▶ **WORK ORDER**: Without including any pictures, write out all the entries exactly.

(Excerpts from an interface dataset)
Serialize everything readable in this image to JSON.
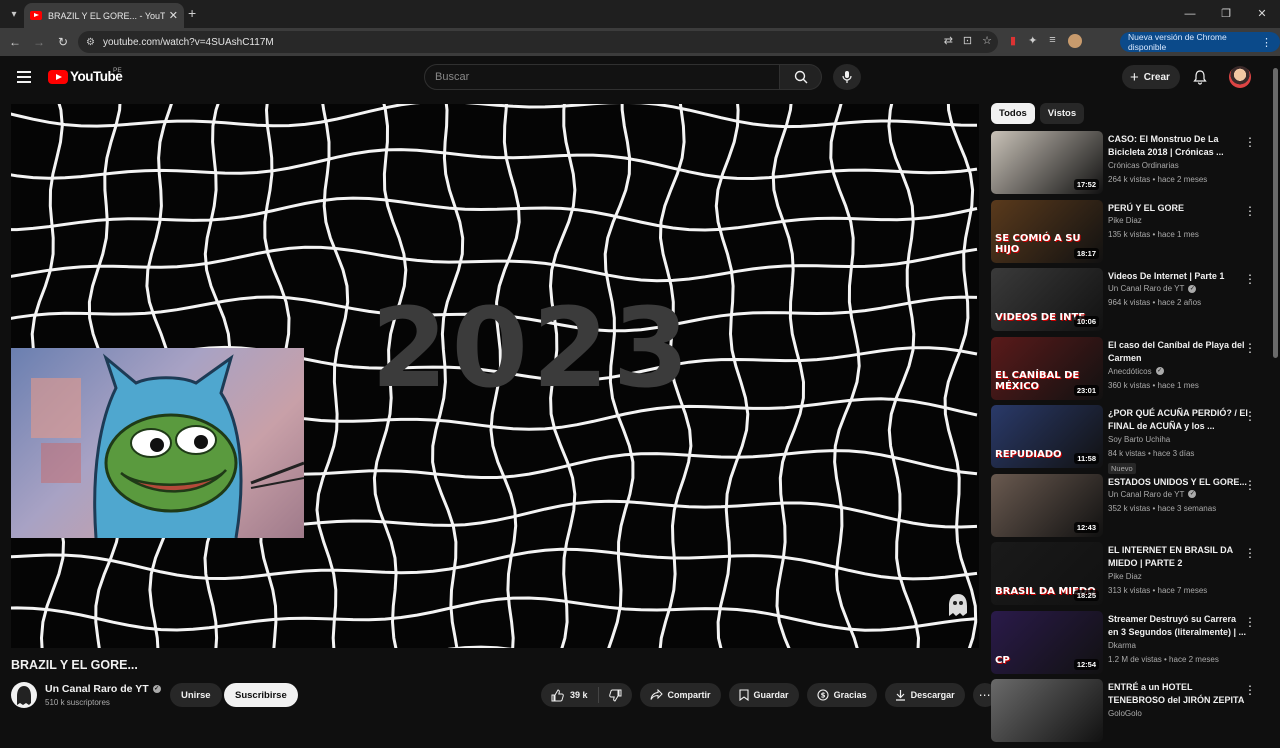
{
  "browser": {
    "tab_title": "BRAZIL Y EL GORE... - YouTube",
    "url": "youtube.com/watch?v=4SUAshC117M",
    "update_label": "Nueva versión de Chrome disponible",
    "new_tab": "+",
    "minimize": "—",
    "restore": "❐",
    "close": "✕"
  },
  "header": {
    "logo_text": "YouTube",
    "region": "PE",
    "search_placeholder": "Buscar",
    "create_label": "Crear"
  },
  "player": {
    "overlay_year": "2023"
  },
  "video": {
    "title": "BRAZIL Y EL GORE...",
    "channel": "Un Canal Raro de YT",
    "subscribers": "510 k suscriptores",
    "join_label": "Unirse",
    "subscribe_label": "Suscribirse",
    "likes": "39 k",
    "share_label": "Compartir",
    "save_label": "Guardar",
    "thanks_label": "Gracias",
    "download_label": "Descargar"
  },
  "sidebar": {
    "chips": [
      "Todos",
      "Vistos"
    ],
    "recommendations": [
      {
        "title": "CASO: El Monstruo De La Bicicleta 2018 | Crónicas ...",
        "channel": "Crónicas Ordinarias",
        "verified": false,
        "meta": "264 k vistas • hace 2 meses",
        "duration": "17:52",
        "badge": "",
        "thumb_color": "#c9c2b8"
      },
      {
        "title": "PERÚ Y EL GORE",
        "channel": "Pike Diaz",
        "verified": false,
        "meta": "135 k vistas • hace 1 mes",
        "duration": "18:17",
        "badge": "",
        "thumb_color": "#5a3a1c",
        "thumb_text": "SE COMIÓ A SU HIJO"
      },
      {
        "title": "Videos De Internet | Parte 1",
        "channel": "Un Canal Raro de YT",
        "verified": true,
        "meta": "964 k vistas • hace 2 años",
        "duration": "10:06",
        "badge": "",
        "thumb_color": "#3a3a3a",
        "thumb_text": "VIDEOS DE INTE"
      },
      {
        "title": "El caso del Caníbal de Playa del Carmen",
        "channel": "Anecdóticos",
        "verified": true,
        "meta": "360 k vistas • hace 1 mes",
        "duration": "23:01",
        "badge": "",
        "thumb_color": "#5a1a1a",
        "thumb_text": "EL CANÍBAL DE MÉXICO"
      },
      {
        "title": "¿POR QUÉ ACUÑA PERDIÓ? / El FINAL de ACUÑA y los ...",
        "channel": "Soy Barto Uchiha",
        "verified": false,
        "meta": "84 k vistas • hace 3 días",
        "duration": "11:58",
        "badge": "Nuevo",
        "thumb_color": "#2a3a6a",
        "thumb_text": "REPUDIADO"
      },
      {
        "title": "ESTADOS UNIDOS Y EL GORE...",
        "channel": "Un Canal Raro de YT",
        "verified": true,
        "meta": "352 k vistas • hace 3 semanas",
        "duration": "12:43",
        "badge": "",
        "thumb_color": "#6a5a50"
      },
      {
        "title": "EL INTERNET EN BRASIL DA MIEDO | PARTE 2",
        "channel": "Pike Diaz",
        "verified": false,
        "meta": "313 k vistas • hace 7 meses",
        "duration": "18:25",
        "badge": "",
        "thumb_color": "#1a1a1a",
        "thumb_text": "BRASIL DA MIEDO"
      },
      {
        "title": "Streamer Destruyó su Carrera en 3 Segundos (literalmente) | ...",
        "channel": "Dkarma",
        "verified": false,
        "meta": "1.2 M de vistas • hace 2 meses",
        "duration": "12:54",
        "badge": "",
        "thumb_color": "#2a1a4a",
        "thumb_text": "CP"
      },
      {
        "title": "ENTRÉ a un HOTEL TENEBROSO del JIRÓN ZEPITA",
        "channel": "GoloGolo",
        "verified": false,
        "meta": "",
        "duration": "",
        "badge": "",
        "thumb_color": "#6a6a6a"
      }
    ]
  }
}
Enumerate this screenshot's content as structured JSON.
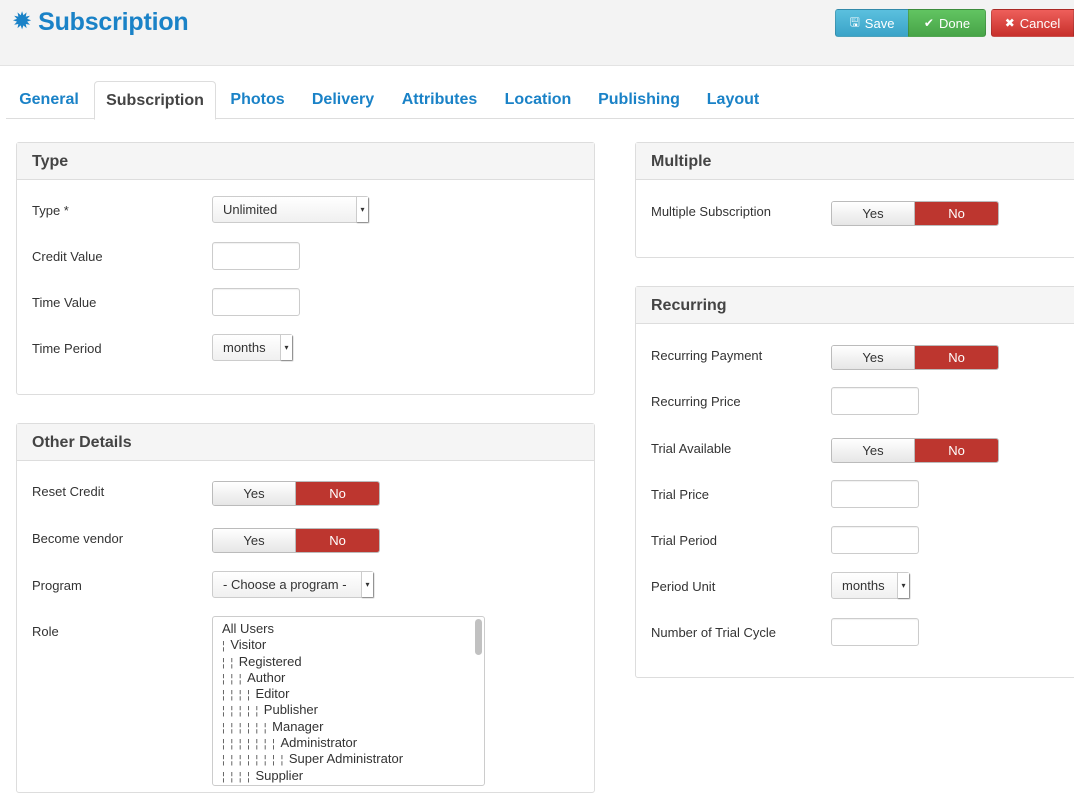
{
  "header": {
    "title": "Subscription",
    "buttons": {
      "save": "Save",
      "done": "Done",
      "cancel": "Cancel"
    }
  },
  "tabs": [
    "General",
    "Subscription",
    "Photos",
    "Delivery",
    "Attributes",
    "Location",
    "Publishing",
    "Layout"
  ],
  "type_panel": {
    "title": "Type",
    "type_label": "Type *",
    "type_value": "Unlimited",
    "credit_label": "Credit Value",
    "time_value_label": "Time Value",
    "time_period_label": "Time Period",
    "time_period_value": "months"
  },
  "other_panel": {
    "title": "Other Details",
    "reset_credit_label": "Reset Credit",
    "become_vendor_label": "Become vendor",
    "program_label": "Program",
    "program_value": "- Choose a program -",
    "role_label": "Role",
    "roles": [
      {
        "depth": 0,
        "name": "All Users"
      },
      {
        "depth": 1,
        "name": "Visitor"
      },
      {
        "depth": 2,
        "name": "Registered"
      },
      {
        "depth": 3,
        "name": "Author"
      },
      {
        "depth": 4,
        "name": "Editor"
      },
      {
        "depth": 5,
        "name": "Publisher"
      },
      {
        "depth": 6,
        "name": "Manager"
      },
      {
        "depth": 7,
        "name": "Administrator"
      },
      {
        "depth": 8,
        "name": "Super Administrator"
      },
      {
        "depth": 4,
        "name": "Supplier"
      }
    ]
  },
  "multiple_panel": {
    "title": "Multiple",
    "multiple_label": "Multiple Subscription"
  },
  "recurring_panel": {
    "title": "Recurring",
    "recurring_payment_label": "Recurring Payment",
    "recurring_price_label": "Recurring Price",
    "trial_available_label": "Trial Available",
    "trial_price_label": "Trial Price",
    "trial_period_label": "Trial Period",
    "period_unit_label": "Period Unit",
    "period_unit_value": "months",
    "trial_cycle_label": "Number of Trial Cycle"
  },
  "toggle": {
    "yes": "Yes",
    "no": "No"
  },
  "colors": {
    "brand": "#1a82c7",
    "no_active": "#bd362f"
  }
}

▶ **RESPONSE**:
Serialize everything readable in this image to JSON.
{
  "browser": {
    "tab_title": "BRAZIL Y EL GORE... - YouTube",
    "url": "youtube.com/watch?v=4SUAshC117M",
    "update_label": "Nueva versión de Chrome disponible",
    "new_tab": "+",
    "minimize": "—",
    "restore": "❐",
    "close": "✕"
  },
  "header": {
    "logo_text": "YouTube",
    "region": "PE",
    "search_placeholder": "Buscar",
    "create_label": "Crear"
  },
  "player": {
    "overlay_year": "2023"
  },
  "video": {
    "title": "BRAZIL Y EL GORE...",
    "channel": "Un Canal Raro de YT",
    "subscribers": "510 k suscriptores",
    "join_label": "Unirse",
    "subscribe_label": "Suscribirse",
    "likes": "39 k",
    "share_label": "Compartir",
    "save_label": "Guardar",
    "thanks_label": "Gracias",
    "download_label": "Descargar"
  },
  "sidebar": {
    "chips": [
      "Todos",
      "Vistos"
    ],
    "recommendations": [
      {
        "title": "CASO: El Monstruo De La Bicicleta 2018 | Crónicas ...",
        "channel": "Crónicas Ordinarias",
        "verified": false,
        "meta": "264 k vistas • hace 2 meses",
        "duration": "17:52",
        "badge": "",
        "thumb_color": "#c9c2b8"
      },
      {
        "title": "PERÚ Y EL GORE",
        "channel": "Pike Diaz",
        "verified": false,
        "meta": "135 k vistas • hace 1 mes",
        "duration": "18:17",
        "badge": "",
        "thumb_color": "#5a3a1c",
        "thumb_text": "SE COMIÓ A SU HIJO"
      },
      {
        "title": "Videos De Internet | Parte 1",
        "channel": "Un Canal Raro de YT",
        "verified": true,
        "meta": "964 k vistas • hace 2 años",
        "duration": "10:06",
        "badge": "",
        "thumb_color": "#3a3a3a",
        "thumb_text": "VIDEOS DE INTE"
      },
      {
        "title": "El caso del Caníbal de Playa del Carmen",
        "channel": "Anecdóticos",
        "verified": true,
        "meta": "360 k vistas • hace 1 mes",
        "duration": "23:01",
        "badge": "",
        "thumb_color": "#5a1a1a",
        "thumb_text": "EL CANÍBAL DE MÉXICO"
      },
      {
        "title": "¿POR QUÉ ACUÑA PERDIÓ? / El FINAL de ACUÑA y los ...",
        "channel": "Soy Barto Uchiha",
        "verified": false,
        "meta": "84 k vistas • hace 3 días",
        "duration": "11:58",
        "badge": "Nuevo",
        "thumb_color": "#2a3a6a",
        "thumb_text": "REPUDIADO"
      },
      {
        "title": "ESTADOS UNIDOS Y EL GORE...",
        "channel": "Un Canal Raro de YT",
        "verified": true,
        "meta": "352 k vistas • hace 3 semanas",
        "duration": "12:43",
        "badge": "",
        "thumb_color": "#6a5a50"
      },
      {
        "title": "EL INTERNET EN BRASIL DA MIEDO | PARTE 2",
        "channel": "Pike Diaz",
        "verified": false,
        "meta": "313 k vistas • hace 7 meses",
        "duration": "18:25",
        "badge": "",
        "thumb_color": "#1a1a1a",
        "thumb_text": "BRASIL DA MIEDO"
      },
      {
        "title": "Streamer Destruyó su Carrera en 3 Segundos (literalmente) | ...",
        "channel": "Dkarma",
        "verified": false,
        "meta": "1.2 M de vistas • hace 2 meses",
        "duration": "12:54",
        "badge": "",
        "thumb_color": "#2a1a4a",
        "thumb_text": "CP"
      },
      {
        "title": "ENTRÉ a un HOTEL TENEBROSO del JIRÓN ZEPITA",
        "channel": "GoloGolo",
        "verified": false,
        "meta": "",
        "duration": "",
        "badge": "",
        "thumb_color": "#6a6a6a"
      }
    ]
  }
}
Enumerate this screenshot's content as structured JSON.
{
  "header": {
    "title": "Subscription",
    "buttons": {
      "save": "Save",
      "done": "Done",
      "cancel": "Cancel"
    }
  },
  "tabs": [
    "General",
    "Subscription",
    "Photos",
    "Delivery",
    "Attributes",
    "Location",
    "Publishing",
    "Layout"
  ],
  "type_panel": {
    "title": "Type",
    "type_label": "Type *",
    "type_value": "Unlimited",
    "credit_label": "Credit Value",
    "time_value_label": "Time Value",
    "time_period_label": "Time Period",
    "time_period_value": "months"
  },
  "other_panel": {
    "title": "Other Details",
    "reset_credit_label": "Reset Credit",
    "become_vendor_label": "Become vendor",
    "program_label": "Program",
    "program_value": "- Choose a program -",
    "role_label": "Role",
    "roles": [
      {
        "depth": 0,
        "name": "All Users"
      },
      {
        "depth": 1,
        "name": "Visitor"
      },
      {
        "depth": 2,
        "name": "Registered"
      },
      {
        "depth": 3,
        "name": "Author"
      },
      {
        "depth": 4,
        "name": "Editor"
      },
      {
        "depth": 5,
        "name": "Publisher"
      },
      {
        "depth": 6,
        "name": "Manager"
      },
      {
        "depth": 7,
        "name": "Administrator"
      },
      {
        "depth": 8,
        "name": "Super Administrator"
      },
      {
        "depth": 4,
        "name": "Supplier"
      }
    ]
  },
  "multiple_panel": {
    "title": "Multiple",
    "multiple_label": "Multiple Subscription"
  },
  "recurring_panel": {
    "title": "Recurring",
    "recurring_payment_label": "Recurring Payment",
    "recurring_price_label": "Recurring Price",
    "trial_available_label": "Trial Available",
    "trial_price_label": "Trial Price",
    "trial_period_label": "Trial Period",
    "period_unit_label": "Period Unit",
    "period_unit_value": "months",
    "trial_cycle_label": "Number of Trial Cycle"
  },
  "toggle": {
    "yes": "Yes",
    "no": "No"
  },
  "colors": {
    "brand": "#1a82c7",
    "no_active": "#bd362f"
  }
}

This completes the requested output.